▶ Problem details
Copy every entry exactly as given, minus the images.

▶ Data extracts
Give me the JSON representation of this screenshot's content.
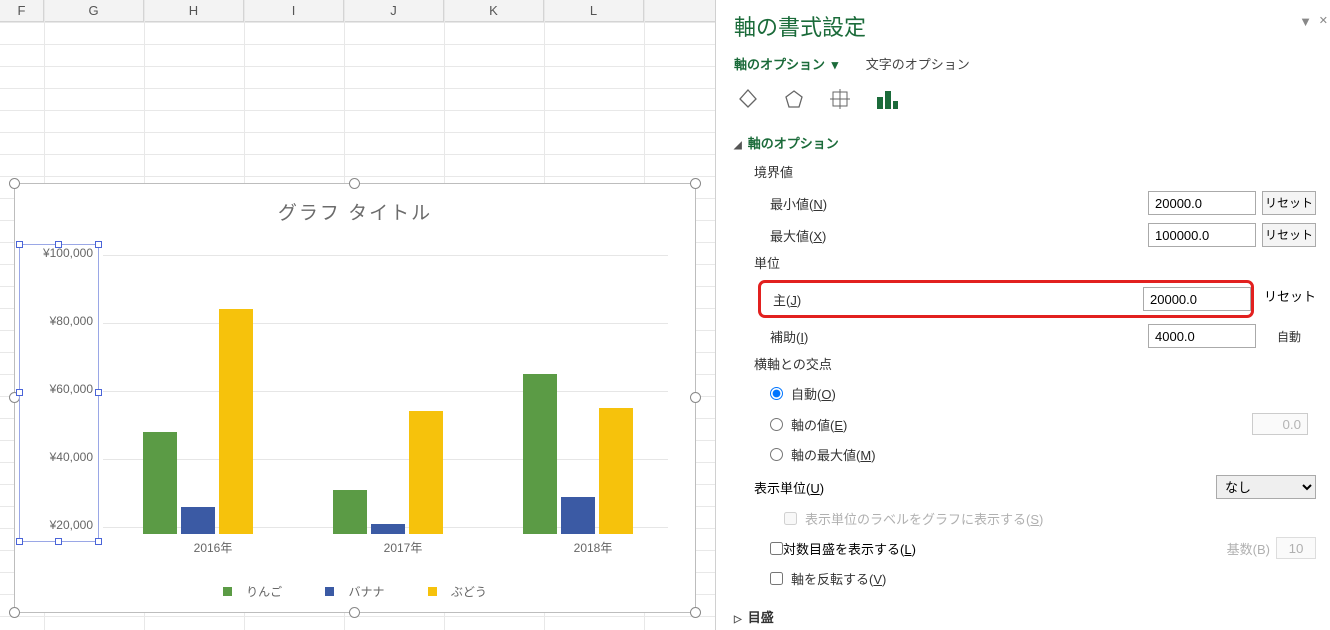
{
  "columns": [
    "F",
    "G",
    "H",
    "I",
    "J",
    "K",
    "L"
  ],
  "chart_data": {
    "type": "bar",
    "title": "グラフ タイトル",
    "categories": [
      "2016年",
      "2017年",
      "2018年"
    ],
    "series": [
      {
        "name": "りんご",
        "values": [
          48000,
          31000,
          65000
        ]
      },
      {
        "name": "バナナ",
        "values": [
          26000,
          21000,
          29000
        ]
      },
      {
        "name": "ぶどう",
        "values": [
          84000,
          54000,
          55000
        ]
      }
    ],
    "ylim": [
      20000,
      100000
    ],
    "yticks": [
      "¥20,000",
      "¥40,000",
      "¥60,000",
      "¥80,000",
      "¥100,000"
    ]
  },
  "pane": {
    "title": "軸の書式設定",
    "tab_active": "軸のオプション",
    "tab_inactive": "文字のオプション",
    "section": "軸のオプション",
    "bounds_label": "境界値",
    "min_label": "最小値(",
    "min_key": "N",
    "min_value": "20000.0",
    "max_label": "最大値(",
    "max_key": "X",
    "max_value": "100000.0",
    "units_label": "単位",
    "major_label": "主(",
    "major_key": "J",
    "major_value": "20000.0",
    "minor_label": "補助(",
    "minor_key": "I",
    "minor_value": "4000.0",
    "reset": "リセット",
    "auto": "自動",
    "cross_label": "横軸との交点",
    "radio_auto": "自動(",
    "radio_auto_key": "O",
    "radio_val": "軸の値(",
    "radio_val_key": "E",
    "radio_val_value": "0.0",
    "radio_max": "軸の最大値(",
    "radio_max_key": "M",
    "display_units": "表示単位(",
    "display_units_key": "U",
    "display_units_value": "なし",
    "show_unit_label": "表示単位のラベルをグラフに表示する(",
    "show_unit_key": "S",
    "log_label": "対数目盛を表示する(",
    "log_key": "L",
    "base_label": "基数(",
    "base_key": "B",
    "base_value": "10",
    "reverse_label": "軸を反転する(",
    "reverse_key": "V",
    "closed_section": "目盛"
  }
}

▶ Task result
Give me the JSON representation of this screenshot's content.
{
  "columns": [
    "F",
    "G",
    "H",
    "I",
    "J",
    "K",
    "L"
  ],
  "chart_data": {
    "type": "bar",
    "title": "グラフ タイトル",
    "categories": [
      "2016年",
      "2017年",
      "2018年"
    ],
    "series": [
      {
        "name": "りんご",
        "values": [
          48000,
          31000,
          65000
        ]
      },
      {
        "name": "バナナ",
        "values": [
          26000,
          21000,
          29000
        ]
      },
      {
        "name": "ぶどう",
        "values": [
          84000,
          54000,
          55000
        ]
      }
    ],
    "ylim": [
      20000,
      100000
    ],
    "yticks": [
      "¥20,000",
      "¥40,000",
      "¥60,000",
      "¥80,000",
      "¥100,000"
    ]
  },
  "pane": {
    "title": "軸の書式設定",
    "tab_active": "軸のオプション",
    "tab_inactive": "文字のオプション",
    "section": "軸のオプション",
    "bounds_label": "境界値",
    "min_label": "最小値(",
    "min_key": "N",
    "min_value": "20000.0",
    "max_label": "最大値(",
    "max_key": "X",
    "max_value": "100000.0",
    "units_label": "単位",
    "major_label": "主(",
    "major_key": "J",
    "major_value": "20000.0",
    "minor_label": "補助(",
    "minor_key": "I",
    "minor_value": "4000.0",
    "reset": "リセット",
    "auto": "自動",
    "cross_label": "横軸との交点",
    "radio_auto": "自動(",
    "radio_auto_key": "O",
    "radio_val": "軸の値(",
    "radio_val_key": "E",
    "radio_val_value": "0.0",
    "radio_max": "軸の最大値(",
    "radio_max_key": "M",
    "display_units": "表示単位(",
    "display_units_key": "U",
    "display_units_value": "なし",
    "show_unit_label": "表示単位のラベルをグラフに表示する(",
    "show_unit_key": "S",
    "log_label": "対数目盛を表示する(",
    "log_key": "L",
    "base_label": "基数(",
    "base_key": "B",
    "base_value": "10",
    "reverse_label": "軸を反転する(",
    "reverse_key": "V",
    "closed_section": "目盛"
  }
}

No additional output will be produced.